The limiting reactant or limiting reagent represents the compound that is totally consumed within a chemical reaction, while the excess reactant represents the compound left over at the end of the chemical process.
The Theoretical Yield
In order to determine which reactant is the limiting reactant we must calculate the theoretical yield, which represents the maximum amount of product that can possibly made.
In order to determine the theoretical yield of a reaction you must utilize the stoichiometric chart.
Calculating Theoretical Yield
In order to calculate the theoretical yield of a chemical reaction we will be given the amounts of our reactants and a balanced chemical equation.
For example, if 21.7 g Al reacts with 34.8 g HBr how many grams of H2 is produced?
STEP 1: Find the atomic masses of the elements from the periodic table.
Do any necessary adding to find the molar masses of Al, HBr and H2.
STEP 2: Convert the grams of reactants into moles.
STEP 3: Convert the moles of reactants to moles of the H2 product by doing mole-to-mole comparisons.
During this step we use the coefficients from the balanced equation.
STEP 4: Convert the moles of H2 into grams of H2.
STEP 5: Determine the theoretical yield.

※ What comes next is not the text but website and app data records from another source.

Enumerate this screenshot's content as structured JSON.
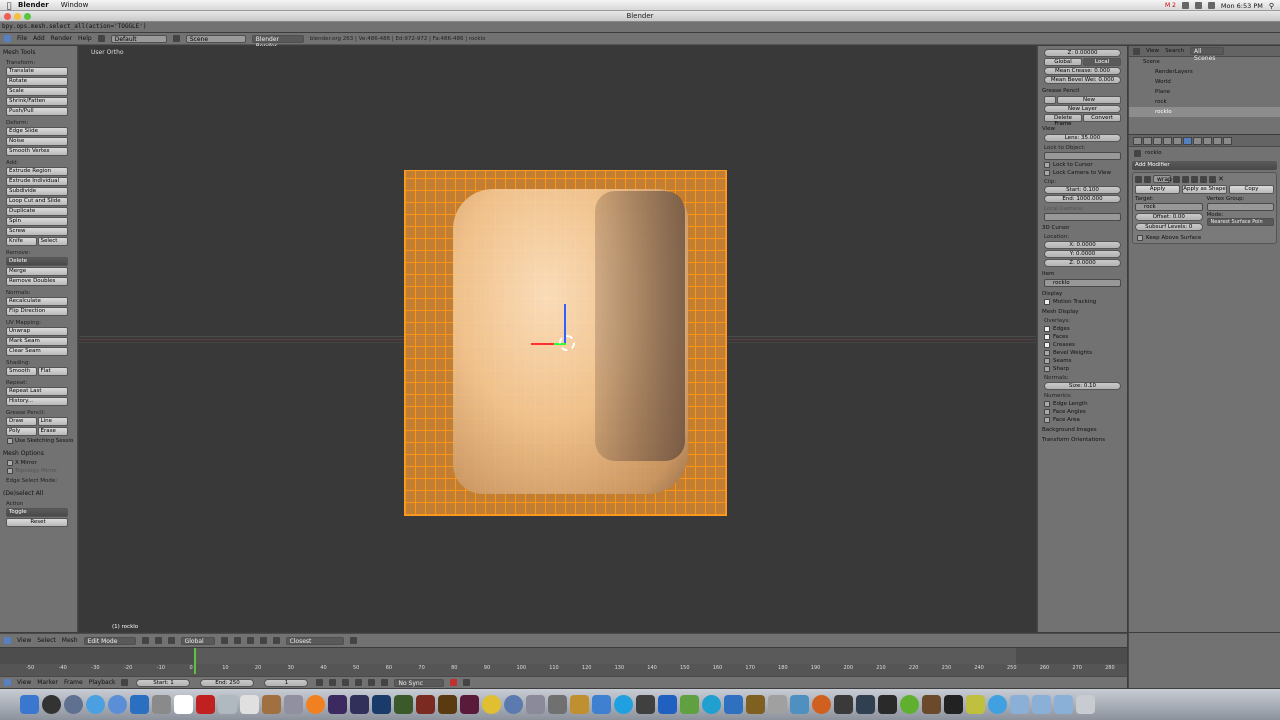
{
  "mac_menu": {
    "app": "Blender",
    "items": [
      "Window"
    ],
    "clock": "Mon 6:53 PM",
    "status_text": "M 2"
  },
  "window": {
    "title": "Blender"
  },
  "info_log": {
    "text": "bpy.ops.mesh.select_all(action='TOGGLE')"
  },
  "top_header": {
    "menus": [
      "File",
      "Add",
      "Render",
      "Help"
    ],
    "layout": "Default",
    "scene": "Scene",
    "engine": "Blender Render",
    "stats": "blender.org 263 | Ve:486-486 | Ed:972-972 | Fa:486-486 | rocklo"
  },
  "toolshelf": {
    "title": "Mesh Tools",
    "sections": [
      {
        "label": "Transform:",
        "buttons": [
          "Translate",
          "Rotate",
          "Scale",
          "Shrink/Fatten",
          "Push/Pull"
        ]
      },
      {
        "label": "Deform:",
        "buttons": [
          "Edge Slide",
          "Noise",
          "Smooth Vertex"
        ]
      },
      {
        "label": "Add:",
        "buttons": [
          "Extrude Region",
          "Extrude Individual",
          "Subdivide",
          "Loop Cut and Slide",
          "Duplicate",
          "Spin",
          "Screw"
        ],
        "pair": [
          "Knife",
          "Select"
        ]
      },
      {
        "label": "Remove:",
        "dark": "Delete",
        "buttons": [
          "Merge",
          "Remove Doubles"
        ]
      },
      {
        "label": "Normals:",
        "buttons": [
          "Recalculate",
          "Flip Direction"
        ]
      },
      {
        "label": "UV Mapping:",
        "buttons": [
          "Unwrap",
          "Mark Seam",
          "Clear Seam"
        ]
      },
      {
        "label": "Shading:",
        "pair": [
          "Smooth",
          "Flat"
        ]
      },
      {
        "label": "Repeat:",
        "buttons": [
          "Repeat Last",
          "History..."
        ]
      },
      {
        "label": "Grease Pencil:",
        "pair": [
          "Draw",
          "Line"
        ],
        "pair2": [
          "Poly",
          "Erase"
        ],
        "check": "Use Sketching Sessio"
      }
    ],
    "mesh_options": {
      "title": "Mesh Options",
      "x_mirror": "X Mirror",
      "topology_mirror": "Topology Mirror",
      "edge_select_mode": "Edge Select Mode:"
    },
    "operator": {
      "title": "(De)select All",
      "action_label": "Action",
      "action_value": "Toggle",
      "reset": "Reset"
    }
  },
  "viewport": {
    "view_label": "User Ortho",
    "object_label": "(1) rocklo"
  },
  "npanel": {
    "z_field": "Z: 0.00000",
    "global": "Global",
    "local": "Local",
    "mean_crease": "Mean Crease: 0.000",
    "mean_bevel": "Mean Bevel Wei: 0.000",
    "grease_pencil": {
      "title": "Grease Pencil",
      "new": "New",
      "new_layer": "New Layer",
      "delete_frame": "Delete Frame",
      "convert": "Convert"
    },
    "view": {
      "title": "View",
      "lens": "Lens: 35.000",
      "lock_to_object": "Lock to Object:",
      "lock_to_cursor": "Lock to Cursor",
      "lock_camera": "Lock Camera to View",
      "clip": "Clip:",
      "start": "Start: 0.100",
      "end": "End: 1000.000",
      "local_camera": "Local Camera:"
    },
    "cursor": {
      "title": "3D Cursor",
      "location": "Location:",
      "x": "X: 0.0000",
      "y": "Y: 0.0000",
      "z": "Z: 0.0000"
    },
    "item": {
      "title": "Item",
      "name": "rocklo"
    },
    "display": {
      "title": "Display"
    },
    "motion_tracking": "Motion Tracking",
    "mesh_display": {
      "title": "Mesh Display",
      "overlays": "Overlays:",
      "checks_on": [
        "Edges",
        "Faces",
        "Creases"
      ],
      "checks_off": [
        "Bevel Weights",
        "Seams",
        "Sharp"
      ],
      "normals": "Normals:",
      "size": "Size: 0.10",
      "numerics": "Numerics:",
      "numerics_checks": [
        "Edge Length",
        "Face Angles",
        "Face Area"
      ]
    },
    "background_images": "Background Images",
    "transform_orientations": "Transform Orientations"
  },
  "outliner": {
    "menus": [
      "View",
      "Search"
    ],
    "filter": "All Scenes",
    "rows": [
      "Scene",
      "RenderLayers",
      "World",
      "Plane",
      "rock",
      "rocklo"
    ]
  },
  "properties": {
    "path": "rocklo",
    "add_modifier": "Add Modifier",
    "modifier_name": "wrap",
    "apply": "Apply",
    "apply_as_shape": "Apply as Shape",
    "copy": "Copy",
    "target_label": "Target:",
    "target_value": "rock",
    "vertex_group_label": "Vertex Group:",
    "offset": "Offset: 0.00",
    "mode_label": "Mode:",
    "subsurf": "Subsurf Levels: 0",
    "mode_value": "Nearest Surface Poin",
    "keep_above": "Keep Above Surface"
  },
  "viewport_header": {
    "menus": [
      "View",
      "Select",
      "Mesh"
    ],
    "mode": "Edit Mode",
    "orientation": "Global",
    "snap": "Closest"
  },
  "timeline": {
    "ticks": [
      "-50",
      "-40",
      "-30",
      "-20",
      "-10",
      "0",
      "10",
      "20",
      "30",
      "40",
      "50",
      "60",
      "70",
      "80",
      "90",
      "100",
      "110",
      "120",
      "130",
      "140",
      "150",
      "160",
      "170",
      "180",
      "190",
      "200",
      "210",
      "220",
      "230",
      "240",
      "250",
      "260",
      "270",
      "280"
    ],
    "menus": [
      "View",
      "Marker",
      "Frame",
      "Playback"
    ],
    "start": "Start: 1",
    "end": "End: 250",
    "current": "1",
    "sync": "No Sync"
  },
  "colors": {
    "accent": "#ff9b22",
    "active_blue": "#5680c2",
    "panel": "#727272",
    "viewport_bg": "#393939"
  }
}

The theoretical yield, sometimes referred to as the 100% yield, represents the smaller amount calculated. The theoretical yield is therefore 0.433 g H2.
STEP 6: Determine the limiting reactant and the excess reactant.

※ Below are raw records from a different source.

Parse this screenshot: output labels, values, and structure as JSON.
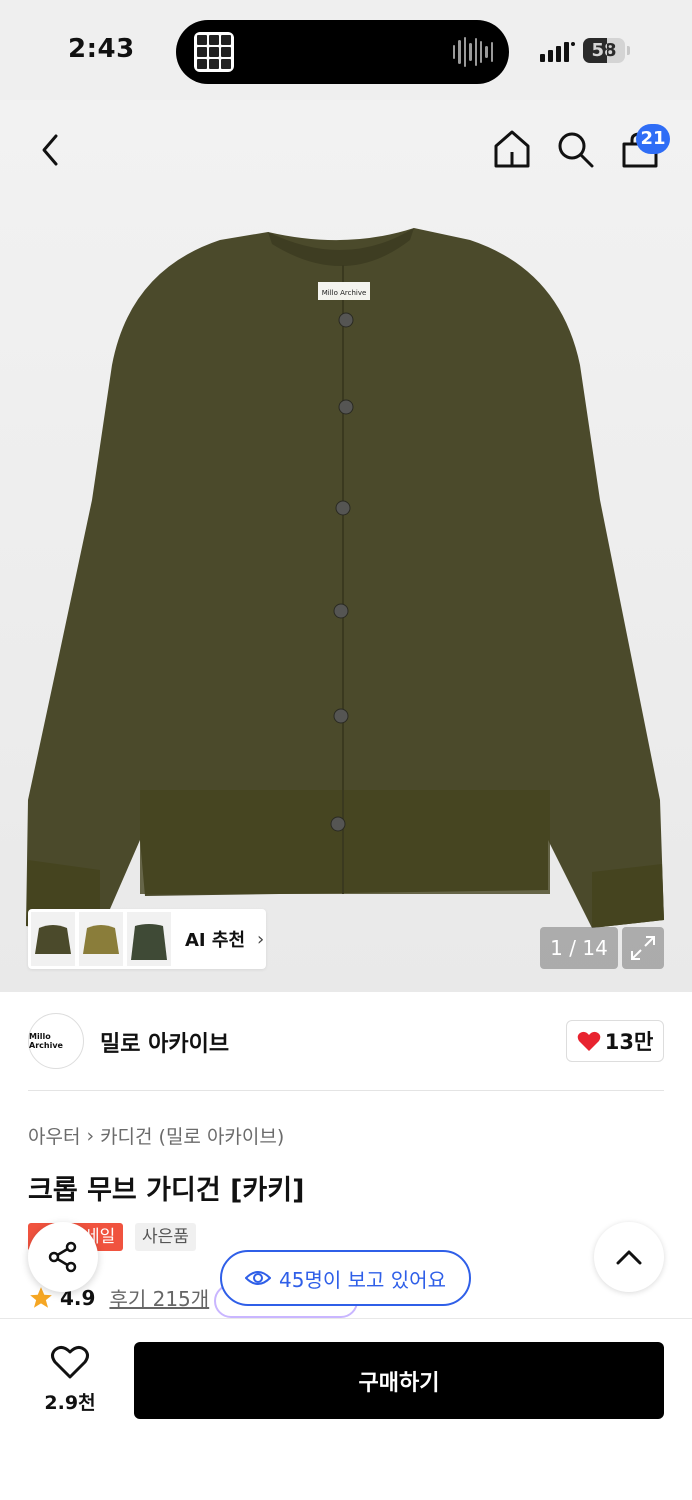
{
  "status_bar": {
    "time": "2:43",
    "battery": "58",
    "battery_level": 0.58
  },
  "nav": {
    "cart_count": "21"
  },
  "product_image": {
    "label_tag": "Millo Archive",
    "counter": "1 / 14",
    "ai_recommend": "AI 추천",
    "garment_color": "#4b4a2b"
  },
  "brand": {
    "logo_text": "Millo Archive",
    "name": "밀로 아카이브",
    "likes": "13만"
  },
  "breadcrumb": {
    "category": "아우터",
    "sub": "카디건 (밀로 아카이브)"
  },
  "product": {
    "title": "크롭 무브 가디건 [카키]",
    "sale_tag": "세일",
    "gift_tag": "사은품",
    "rating": "4.9",
    "reviews": "후기 215개",
    "viewers": "45명이 보고 있어요"
  },
  "bottom": {
    "wish_count": "2.9천",
    "buy_label": "구매하기"
  },
  "colors": {
    "accent_blue": "#2f5fe8",
    "sale_red": "#f0533f",
    "heart_red": "#e8232f"
  }
}
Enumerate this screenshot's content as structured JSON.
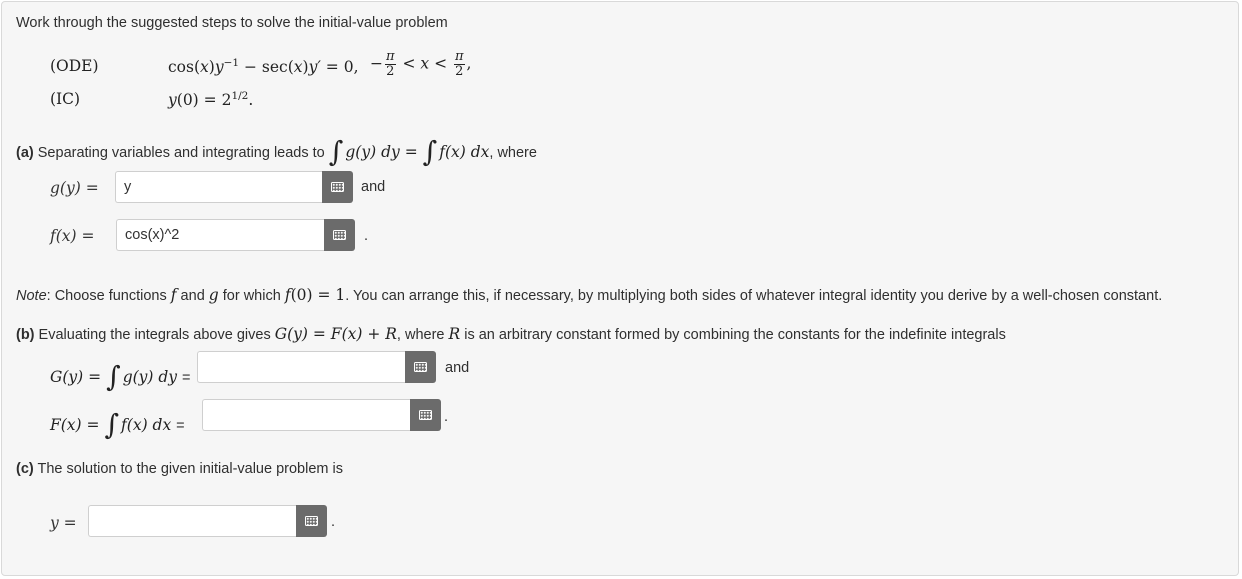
{
  "intro": "Work through the suggested steps to solve the initial-value problem",
  "ode_label": "(ODE)",
  "ic_label": "(IC)",
  "ode": {
    "t1": "cos(",
    "t2": "x",
    "t3": ")",
    "t4": "y",
    "t5": "−1",
    "t6": " − sec(",
    "t7": "x",
    "t8": ")",
    "t9": "y′",
    "t10": " = 0,",
    "neg": "−",
    "pi": "π",
    "two": "2",
    "lt1": " < ",
    "x": "x",
    "lt2": " < ",
    "comma": ","
  },
  "ic": {
    "lhs": "y",
    "rest": "(0) = 2",
    "exp": "1/2",
    "end": "."
  },
  "part_a": {
    "tag": "(a)",
    "text": " Separating variables and integrating leads to ",
    "int1": "∫",
    "g_y": "g",
    "g_arg": "(y) dy",
    "eq": " = ",
    "int2": "∫",
    "f_x": "f",
    "f_arg": "(x) dx",
    "where": ", where",
    "g_label": "g(y) =",
    "g_value": "y",
    "and": "and",
    "f_label": "f(x) =",
    "f_value": "cos(x)^2",
    "period": "."
  },
  "note": {
    "label": "Note",
    "t1": ": Choose functions ",
    "f": "f",
    "t2": " and ",
    "g": "g",
    "t3": " for which ",
    "f0": "f",
    "t4": "(0) = 1",
    "t5": ". You can arrange this, if necessary, by multiplying both sides of whatever integral identity you derive by a well-chosen constant."
  },
  "part_b": {
    "tag": "(b)",
    "t1": " Evaluating the integrals above gives ",
    "eqn": "G(y) = F(x) + R",
    "t2": ", where ",
    "R": "R",
    "t3": " is an arbitrary constant formed by combining the constants for the indefinite integrals",
    "G_label": "G(y) =",
    "G_int": "∫",
    "G_rest": "g(y) dy",
    "G_eq": "=",
    "and": "and",
    "F_label": "F(x) =",
    "F_int": "∫",
    "F_rest": "f(x) dx",
    "F_eq": "=",
    "G_value": "",
    "F_value": "",
    "period": "."
  },
  "part_c": {
    "tag": "(c)",
    "text": " The solution to the given initial-value problem is",
    "y_label": "y =",
    "y_value": "",
    "period": "."
  }
}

The limiting reactant is the compound that gives the smaller amount of product from our calculations, while the excess reactant is the compound that gives the larger amount of product. Therefore HBr is the limiting reactant and Al is the excess reactant.
Not so limiting
Practice problems dealing with the limiting reactant are very common when dealing with stoichiometry. Stoichiometry itself serves as one of the fundamental concepts you’ll constantly use and connects to other concepts such as mass conversions, empirical formula, percent yield, molarity and solution chemistry.